4. You can make a website to teach others about a heroic event or moment in American or world history that is meaningful to you.

5. You can make a website that examines the concept of heroes, superheroes and/or antiheroes in our society. You can critique it, question it or tell your audience why you think it is relevant (or do all three).

Your site should be educational about whatever work, person, institution, event or concept you select. You will need to target it to a particular audience, such as college students, young children, the elderly or people from a certain profession or ethnicity. Once you select your audience group, you will target your information to their particular needs.

You will use a minimum of three sources. At least one of these should come from print (meaning a book or something you found in our library’s catalogue) and one from the web. You are also welcome to interview experts in the field or people whose opinions are relevant to your topic. No matter how many interviews you do, they will count as one source. Since this is a website you should take advantage of hyperlinking whenever possible when citing your sources.
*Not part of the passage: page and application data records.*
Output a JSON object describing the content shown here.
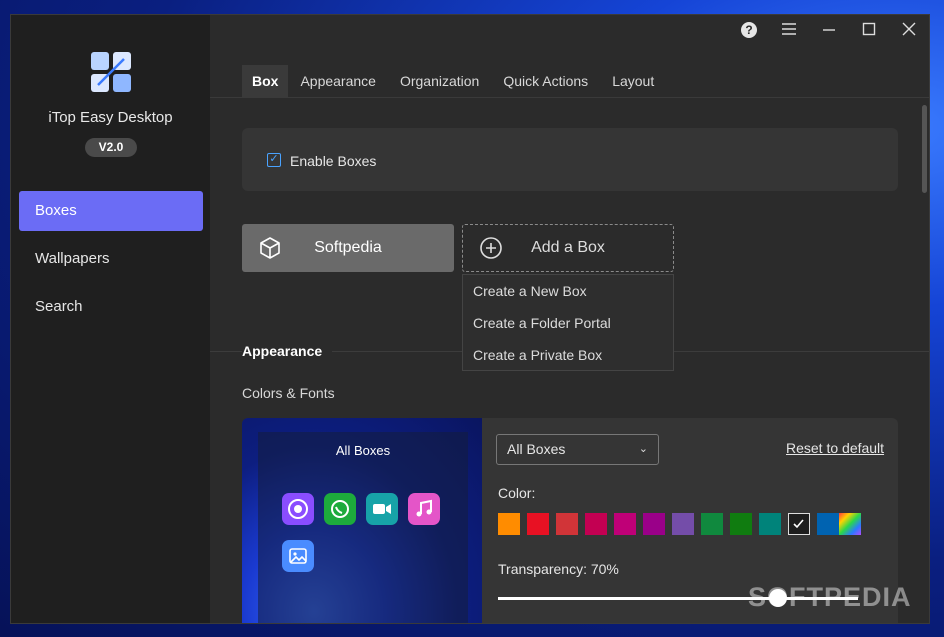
{
  "app": {
    "name": "iTop Easy Desktop",
    "version": "V2.0"
  },
  "sidebar": {
    "items": [
      {
        "label": "Boxes",
        "active": true
      },
      {
        "label": "Wallpapers"
      },
      {
        "label": "Search"
      }
    ]
  },
  "window_controls": {
    "help": "?",
    "menu": "menu-icon",
    "minimize": "minimize-icon",
    "maximize": "maximize-icon",
    "close": "close-icon"
  },
  "tabs": [
    {
      "label": "Box",
      "active": true
    },
    {
      "label": "Appearance"
    },
    {
      "label": "Organization"
    },
    {
      "label": "Quick Actions"
    },
    {
      "label": "Layout"
    }
  ],
  "enable_boxes": {
    "label": "Enable Boxes",
    "checked": true
  },
  "box_list": {
    "existing_box": "Softpedia",
    "add_box": "Add a Box"
  },
  "add_menu": [
    "Create a New Box",
    "Create a Folder Portal",
    "Create a Private Box"
  ],
  "appearance": {
    "title": "Appearance",
    "subtitle": "Colors & Fonts",
    "preview_label": "All Boxes",
    "box_select": "All Boxes",
    "reset": "Reset to default",
    "color_label": "Color:",
    "colors": [
      "#ff8c00",
      "#e81123",
      "#d13438",
      "#c30052",
      "#bf0077",
      "#9a0089",
      "#744da9",
      "#10893e",
      "#107c10",
      "#00837a",
      "#1e1e1e",
      "#0063b1"
    ],
    "selected_color_index": 10,
    "transparency_label": "Transparency: 70%",
    "transparency_value": 70
  },
  "watermark": "SOFTPEDIA"
}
The text on your website should be equivalent to 4-6 pages (1,200-1,800 words). You will also write a 1-2 page (300-600 words) reflection in which you explain the rhetorical choices you made in terms of educating your target audience about your selected topic. If you’re working in pairs, each member should write their own reflection.

The students who did not present with their Project 2 groups will present their websites to the class. The presentations will be less about content and more about your choices in crafting the site. You will have about five minutes to present your websites and three minutes to answer questions.

Keep in mind the concepts of ethos, pathos, logos and having a clear thesis that we have discussed in class, as well as audience awareness, tone and language. Remember to take into account what your audience knows about this topic and what their already established opinions are. As with project 2, visual rhetoric is a vital component of this assignment and you should display your knowledge of our class readings and discussions on the subject in your work.

Your first draft is due on Wednesday, April 20. We will be at a computer lab so you can view the websites electronically. Your final draft is due on Monday, April 25. I will return work electronically. Everyone will receive their graded assignments within a week of turning them in, but not all at the same time. I will return them as I grade them, and I will grade them in the order that they reach my inbox at:

A “C” project should:
• Meet all requirements of the assignment.
• Provide appropriate description so that an audience can understand the situations and issues
• Have a thesis that follows logically from the body of the project.
• Control surface errors.
• Use MLA citation to document all sources.

A “B” project should do everything a “C” project does but should also:
• Show evidence that possible audience objections have been anticipated and responded to.
• Incorporate sources smoothly.
• Include an analysis that interrogates the experiences, observations and sources critically.
• Produce a logical, easy to navigate website structure.

An “A” project should do everything a “B” project does but should also:
• Arrive at a thesis that is original, insightful and sensible.
• Show a flair with language and visual rhetoric.
• Have a clear organizational strategy based on audience needs.
• Demonstrate an extensive understanding of the website genre’s particular characteristics.